▶ _Given entries_:
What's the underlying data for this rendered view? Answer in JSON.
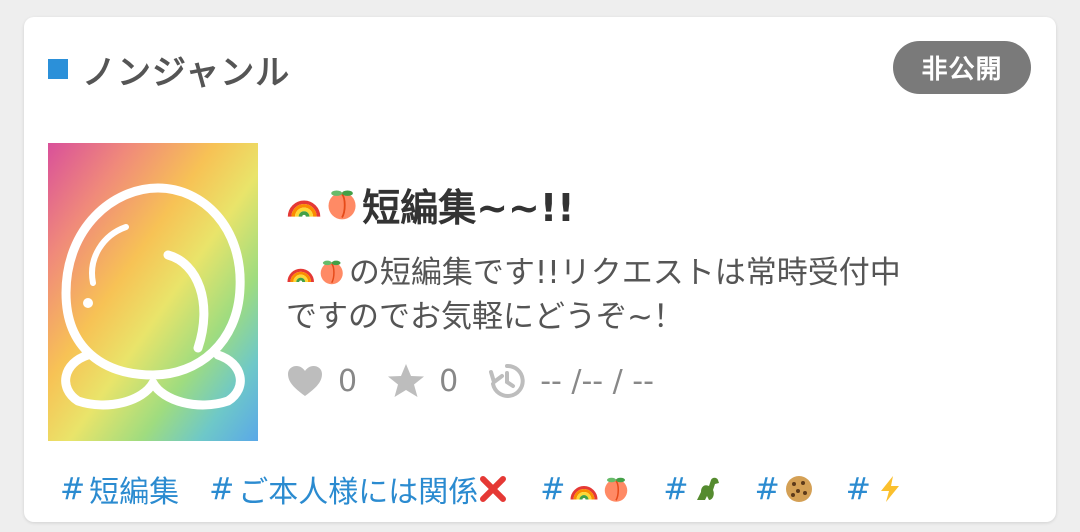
{
  "card": {
    "genre_label": "ノンジャンル",
    "visibility_badge": "非公開",
    "title_text": "短編集~~!!",
    "description_line1": "の短編集です!!リクエストは常時受付中",
    "description_line2": "ですのでお気軽にどうぞ~！",
    "stats": {
      "likes": "0",
      "favorites": "0",
      "updated": "-- /-- / --"
    },
    "tags": [
      {
        "hash": "#",
        "label": "短編集",
        "icons": []
      },
      {
        "hash": "#",
        "label": "ご本人様には関係",
        "icons": [
          "cross-mark-icon"
        ]
      },
      {
        "hash": "#",
        "label": "",
        "icons": [
          "rainbow-icon",
          "peach-icon"
        ]
      },
      {
        "hash": "#",
        "label": "",
        "icons": [
          "dinosaur-icon"
        ]
      },
      {
        "hash": "#",
        "label": "",
        "icons": [
          "cookie-icon"
        ]
      },
      {
        "hash": "#",
        "label": "",
        "icons": [
          "lightning-icon"
        ]
      }
    ]
  },
  "colors": {
    "accent_blue": "#2b90d9",
    "badge_gray": "#7a7a7a",
    "tag_blue": "#2b8bd0",
    "muted_text": "#888888"
  }
}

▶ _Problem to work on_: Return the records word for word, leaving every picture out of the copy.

▶ _Answer section_:
What's the underlying data for this rendered view? Answer in JSON.
{
  "card": {
    "genre_label": "ノンジャンル",
    "visibility_badge": "非公開",
    "title_text": "短編集~~!!",
    "description_line1": "の短編集です!!リクエストは常時受付中",
    "description_line2": "ですのでお気軽にどうぞ~！",
    "stats": {
      "likes": "0",
      "favorites": "0",
      "updated": "-- /-- / --"
    },
    "tags": [
      {
        "hash": "#",
        "label": "短編集",
        "icons": []
      },
      {
        "hash": "#",
        "label": "ご本人様には関係",
        "icons": [
          "cross-mark-icon"
        ]
      },
      {
        "hash": "#",
        "label": "",
        "icons": [
          "rainbow-icon",
          "peach-icon"
        ]
      },
      {
        "hash": "#",
        "label": "",
        "icons": [
          "dinosaur-icon"
        ]
      },
      {
        "hash": "#",
        "label": "",
        "icons": [
          "cookie-icon"
        ]
      },
      {
        "hash": "#",
        "label": "",
        "icons": [
          "lightning-icon"
        ]
      }
    ]
  },
  "colors": {
    "accent_blue": "#2b90d9",
    "badge_gray": "#7a7a7a",
    "tag_blue": "#2b8bd0",
    "muted_text": "#888888"
  }
}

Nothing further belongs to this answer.